**Action item:** Every line of the material below needs to be copied exactly; omit the pictures.

**Data for processing:**
===============

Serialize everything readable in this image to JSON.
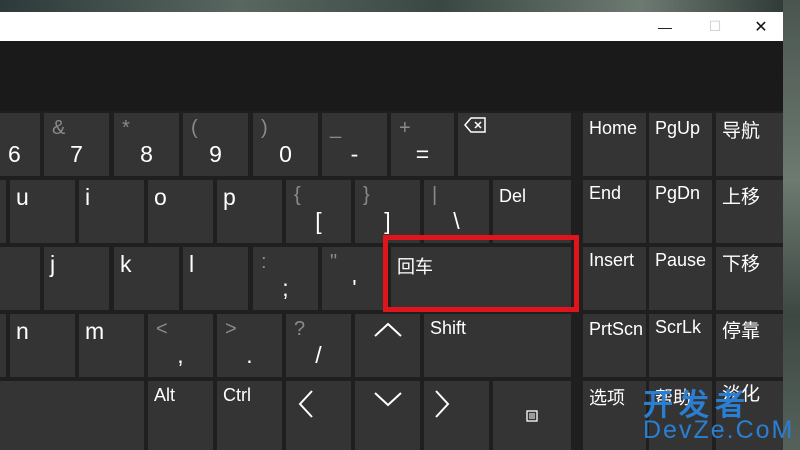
{
  "window": {
    "controls": {
      "minimize": "—",
      "maximize": "☐",
      "close": "✕"
    }
  },
  "keyboard": {
    "row_numbers": [
      {
        "alt": "",
        "main": "6"
      },
      {
        "alt": "&",
        "main": "7"
      },
      {
        "alt": "*",
        "main": "8"
      },
      {
        "alt": "(",
        "main": "9"
      },
      {
        "alt": ")",
        "main": "0"
      },
      {
        "alt": "_",
        "main": "-"
      },
      {
        "alt": "+",
        "main": "="
      }
    ],
    "backspace_icon": "backspace-icon",
    "row_top": [
      {
        "alt": "",
        "main": "u"
      },
      {
        "alt": "",
        "main": "i"
      },
      {
        "alt": "",
        "main": "o"
      },
      {
        "alt": "",
        "main": "p"
      },
      {
        "alt": "{",
        "main": "["
      },
      {
        "alt": "}",
        "main": "]"
      },
      {
        "alt": "|",
        "main": "\\"
      }
    ],
    "del": "Del",
    "row_home": [
      {
        "alt": "",
        "main": "j"
      },
      {
        "alt": "",
        "main": "k"
      },
      {
        "alt": "",
        "main": "l"
      },
      {
        "alt": ":",
        "main": ";"
      },
      {
        "alt": "\"",
        "main": "'"
      }
    ],
    "enter": "回车",
    "row_bottom": [
      {
        "alt": "",
        "main": "n"
      },
      {
        "alt": "",
        "main": "m"
      },
      {
        "alt": "<",
        "main": ","
      },
      {
        "alt": ">",
        "main": "."
      },
      {
        "alt": "?",
        "main": "/"
      }
    ],
    "shift": "Shift",
    "alt_key": "Alt",
    "ctrl_key": "Ctrl",
    "nav": [
      [
        "Home",
        "PgUp",
        "导航"
      ],
      [
        "End",
        "PgDn",
        "上移"
      ],
      [
        "Insert",
        "Pause",
        "下移"
      ],
      [
        "PrtScn",
        "ScrLk",
        "停靠"
      ],
      [
        "选项",
        "帮助",
        "淡化"
      ]
    ]
  },
  "watermark": {
    "line1": "开发者",
    "line2": "DevZe.CoM"
  }
}
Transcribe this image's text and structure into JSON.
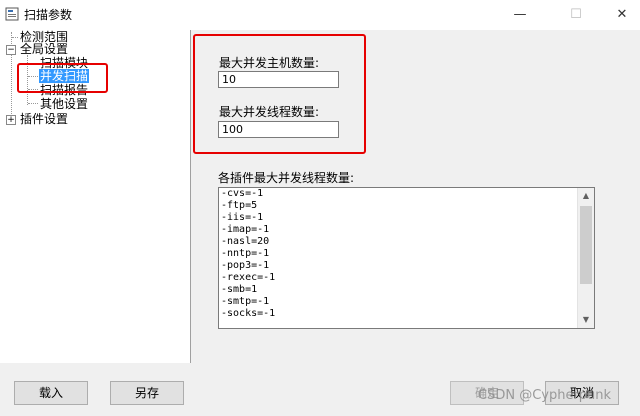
{
  "window": {
    "title": "扫描参数"
  },
  "tree": {
    "items": [
      {
        "label": "检测范围"
      },
      {
        "label": "全局设置"
      },
      {
        "label": "扫描模块"
      },
      {
        "label": "并发扫描"
      },
      {
        "label": "扫描报告"
      },
      {
        "label": "其他设置"
      },
      {
        "label": "插件设置"
      }
    ]
  },
  "main": {
    "max_hosts_label": "最大并发主机数量:",
    "max_hosts_value": "10",
    "max_threads_label": "最大并发线程数量:",
    "max_threads_value": "100",
    "plugin_threads_label": "各插件最大并发线程数量:",
    "plugin_threads": [
      "-cvs=-1",
      "-ftp=5",
      "-iis=-1",
      "-imap=-1",
      "-nasl=20",
      "-nntp=-1",
      "-pop3=-1",
      "-rexec=-1",
      "-smb=1",
      "-smtp=-1",
      "-socks=-1"
    ]
  },
  "buttons": {
    "load": "载入",
    "save_as": "另存",
    "ok": "确定",
    "cancel": "取消"
  },
  "watermark": "CSDN @Cypherpunk",
  "colors": {
    "highlight": "#e60000",
    "selection": "#3399ff"
  }
}
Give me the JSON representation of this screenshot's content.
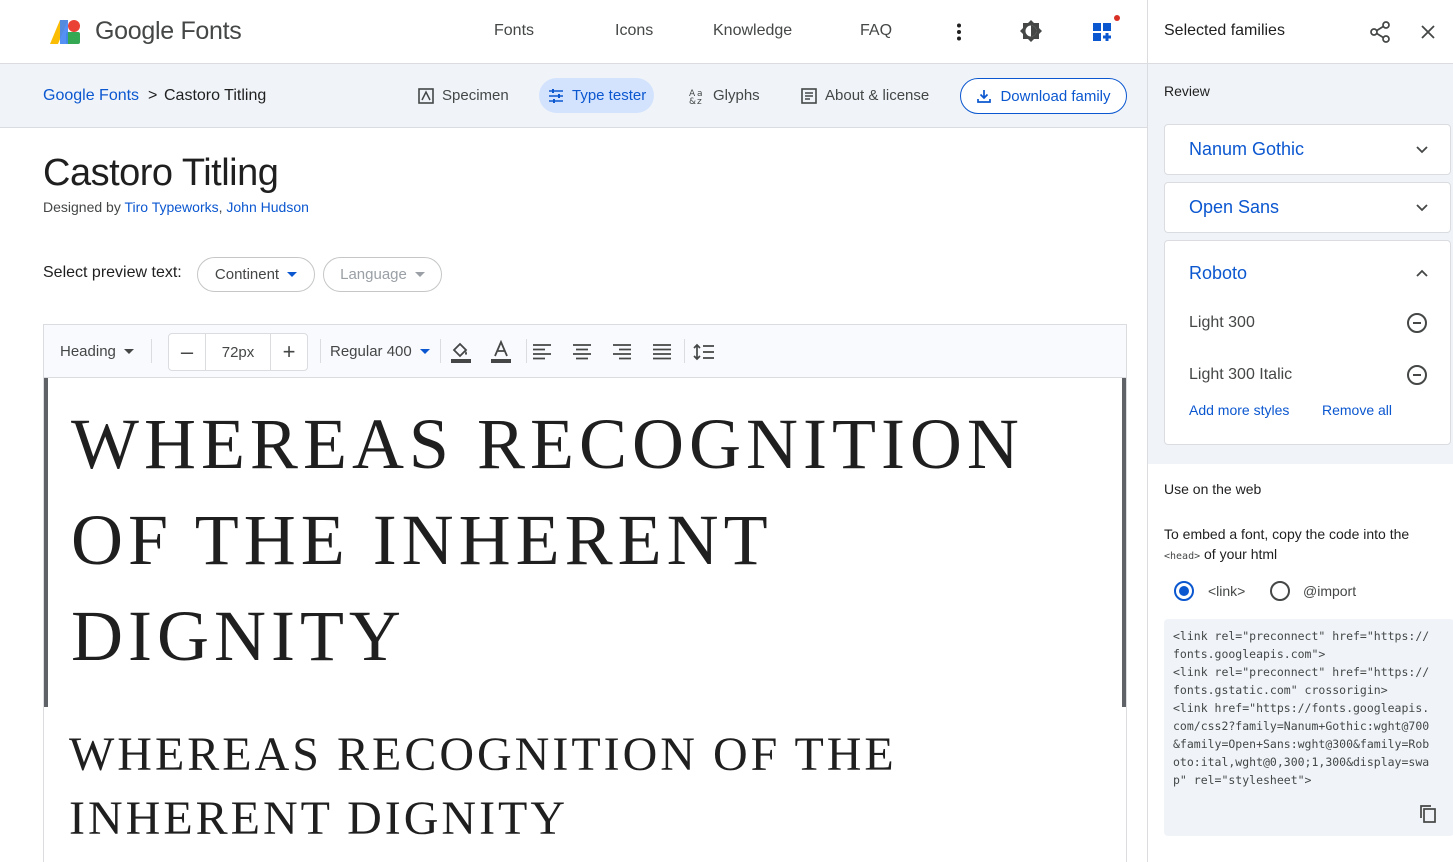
{
  "header": {
    "brand": "Google Fonts",
    "nav": [
      "Fonts",
      "Icons",
      "Knowledge",
      "FAQ"
    ],
    "more_icon": "more-vert-icon",
    "theme_icon": "brightness-icon",
    "apps_icon": "selected-families-icon",
    "accent": "#0b57d0"
  },
  "subbar": {
    "breadcrumb_root": "Google Fonts",
    "breadcrumb_sep": ">",
    "breadcrumb_current": "Castoro Titling",
    "tabs": [
      "Specimen",
      "Type tester",
      "Glyphs",
      "About & license"
    ],
    "active_tab": "Type tester",
    "download_label": "Download family"
  },
  "font": {
    "title": "Castoro Titling",
    "designed_by": "Designed by",
    "designer_1": "Tiro Typeworks",
    "designer_sep": ",",
    "designer_2": "John Hudson"
  },
  "preview": {
    "label": "Select preview text:",
    "text_choice": "Continent",
    "language_placeholder": "Language"
  },
  "tester": {
    "style_select": "Heading",
    "size_value": "72px",
    "minus": "–",
    "plus": "+",
    "weight_select": "Regular 400",
    "sample_large": "WHEREAS RECOGNITION OF THE INHERENT DIGNITY",
    "sample_medium": "WHEREAS RECOGNITION OF THE INHERENT DIGNITY"
  },
  "panel": {
    "title": "Selected families",
    "review_label": "Review",
    "families": [
      {
        "name": "Nanum Gothic",
        "expanded": false
      },
      {
        "name": "Open Sans",
        "expanded": false
      },
      {
        "name": "Roboto",
        "expanded": true,
        "styles": [
          "Light 300",
          "Light 300 Italic"
        ]
      }
    ],
    "add_styles": "Add more styles",
    "remove_all": "Remove all",
    "web_label": "Use on the web",
    "embed_text_1": "To embed a font, copy the code into the",
    "embed_code_tag": "<head>",
    "embed_text_2": "of your html",
    "radio_link": "<link>",
    "radio_import": "@import",
    "selected_radio": "<link>",
    "code_lines": [
      "<link rel=\"preconnect\" href=\"https://",
      "fonts.googleapis.com\">",
      "<link rel=\"preconnect\" href=\"https://",
      "fonts.gstatic.com\" crossorigin>",
      "<link href=\"https://fonts.googleapis.",
      "com/css2?family=Nanum+Gothic:wght@700",
      "&family=Open+Sans:wght@300&family=Rob",
      "oto:ital,wght@0,300;1,300&display=swa",
      "p\" rel=\"stylesheet\">"
    ]
  }
}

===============

**Answer area:**
Serialize everything readable in this image to JSON.
{
  "window": {
    "controls": {
      "minimize": "—",
      "maximize": "☐",
      "close": "✕"
    }
  },
  "keyboard": {
    "row_numbers": [
      {
        "alt": "",
        "main": "6"
      },
      {
        "alt": "&",
        "main": "7"
      },
      {
        "alt": "*",
        "main": "8"
      },
      {
        "alt": "(",
        "main": "9"
      },
      {
        "alt": ")",
        "main": "0"
      },
      {
        "alt": "_",
        "main": "-"
      },
      {
        "alt": "+",
        "main": "="
      }
    ],
    "backspace_icon": "backspace-icon",
    "row_top": [
      {
        "alt": "",
        "main": "u"
      },
      {
        "alt": "",
        "main": "i"
      },
      {
        "alt": "",
        "main": "o"
      },
      {
        "alt": "",
        "main": "p"
      },
      {
        "alt": "{",
        "main": "["
      },
      {
        "alt": "}",
        "main": "]"
      },
      {
        "alt": "|",
        "main": "\\"
      }
    ],
    "del": "Del",
    "row_home": [
      {
        "alt": "",
        "main": "j"
      },
      {
        "alt": "",
        "main": "k"
      },
      {
        "alt": "",
        "main": "l"
      },
      {
        "alt": ":",
        "main": ";"
      },
      {
        "alt": "\"",
        "main": "'"
      }
    ],
    "enter": "回车",
    "row_bottom": [
      {
        "alt": "",
        "main": "n"
      },
      {
        "alt": "",
        "main": "m"
      },
      {
        "alt": "<",
        "main": ","
      },
      {
        "alt": ">",
        "main": "."
      },
      {
        "alt": "?",
        "main": "/"
      }
    ],
    "shift": "Shift",
    "alt_key": "Alt",
    "ctrl_key": "Ctrl",
    "nav": [
      [
        "Home",
        "PgUp",
        "导航"
      ],
      [
        "End",
        "PgDn",
        "上移"
      ],
      [
        "Insert",
        "Pause",
        "下移"
      ],
      [
        "PrtScn",
        "ScrLk",
        "停靠"
      ],
      [
        "选项",
        "帮助",
        "淡化"
      ]
    ]
  },
  "watermark": {
    "line1": "开发者",
    "line2": "DevZe.CoM"
  }
}
Transcribe this image's text and structure into JSON.
{
  "window": {
    "title": "扫描参数"
  },
  "tree": {
    "items": [
      {
        "label": "检测范围"
      },
      {
        "label": "全局设置"
      },
      {
        "label": "扫描模块"
      },
      {
        "label": "并发扫描"
      },
      {
        "label": "扫描报告"
      },
      {
        "label": "其他设置"
      },
      {
        "label": "插件设置"
      }
    ]
  },
  "main": {
    "max_hosts_label": "最大并发主机数量:",
    "max_hosts_value": "10",
    "max_threads_label": "最大并发线程数量:",
    "max_threads_value": "100",
    "plugin_threads_label": "各插件最大并发线程数量:",
    "plugin_threads": [
      "-cvs=-1",
      "-ftp=5",
      "-iis=-1",
      "-imap=-1",
      "-nasl=20",
      "-nntp=-1",
      "-pop3=-1",
      "-rexec=-1",
      "-smb=1",
      "-smtp=-1",
      "-socks=-1"
    ]
  },
  "buttons": {
    "load": "载入",
    "save_as": "另存",
    "ok": "确定",
    "cancel": "取消"
  },
  "watermark": "CSDN @Cypherpunk",
  "colors": {
    "highlight": "#e60000",
    "selection": "#3399ff"
  }
}
Give me the JSON representation of this screenshot's content.
{
  "header": {
    "brand": "Google Fonts",
    "nav": [
      "Fonts",
      "Icons",
      "Knowledge",
      "FAQ"
    ],
    "more_icon": "more-vert-icon",
    "theme_icon": "brightness-icon",
    "apps_icon": "selected-families-icon",
    "accent": "#0b57d0"
  },
  "subbar": {
    "breadcrumb_root": "Google Fonts",
    "breadcrumb_sep": ">",
    "breadcrumb_current": "Castoro Titling",
    "tabs": [
      "Specimen",
      "Type tester",
      "Glyphs",
      "About & license"
    ],
    "active_tab": "Type tester",
    "download_label": "Download family"
  },
  "font": {
    "title": "Castoro Titling",
    "designed_by": "Designed by",
    "designer_1": "Tiro Typeworks",
    "designer_sep": ",",
    "designer_2": "John Hudson"
  },
  "preview": {
    "label": "Select preview text:",
    "text_choice": "Continent",
    "language_placeholder": "Language"
  },
  "tester": {
    "style_select": "Heading",
    "size_value": "72px",
    "minus": "–",
    "plus": "+",
    "weight_select": "Regular 400",
    "sample_large": "WHEREAS RECOGNITION OF THE INHERENT DIGNITY",
    "sample_medium": "WHEREAS RECOGNITION OF THE INHERENT DIGNITY"
  },
  "panel": {
    "title": "Selected families",
    "review_label": "Review",
    "families": [
      {
        "name": "Nanum Gothic",
        "expanded": false
      },
      {
        "name": "Open Sans",
        "expanded": false
      },
      {
        "name": "Roboto",
        "expanded": true,
        "styles": [
          "Light 300",
          "Light 300 Italic"
        ]
      }
    ],
    "add_styles": "Add more styles",
    "remove_all": "Remove all",
    "web_label": "Use on the web",
    "embed_text_1": "To embed a font, copy the code into the",
    "embed_code_tag": "<head>",
    "embed_text_2": "of your html",
    "radio_link": "<link>",
    "radio_import": "@import",
    "selected_radio": "<link>",
    "code_lines": [
      "<link rel=\"preconnect\" href=\"https://",
      "fonts.googleapis.com\">",
      "<link rel=\"preconnect\" href=\"https://",
      "fonts.gstatic.com\" crossorigin>",
      "<link href=\"https://fonts.googleapis.",
      "com/css2?family=Nanum+Gothic:wght@700",
      "&family=Open+Sans:wght@300&family=Rob",
      "oto:ital,wght@0,300;1,300&display=swa",
      "p\" rel=\"stylesheet\">"
    ]
  }
}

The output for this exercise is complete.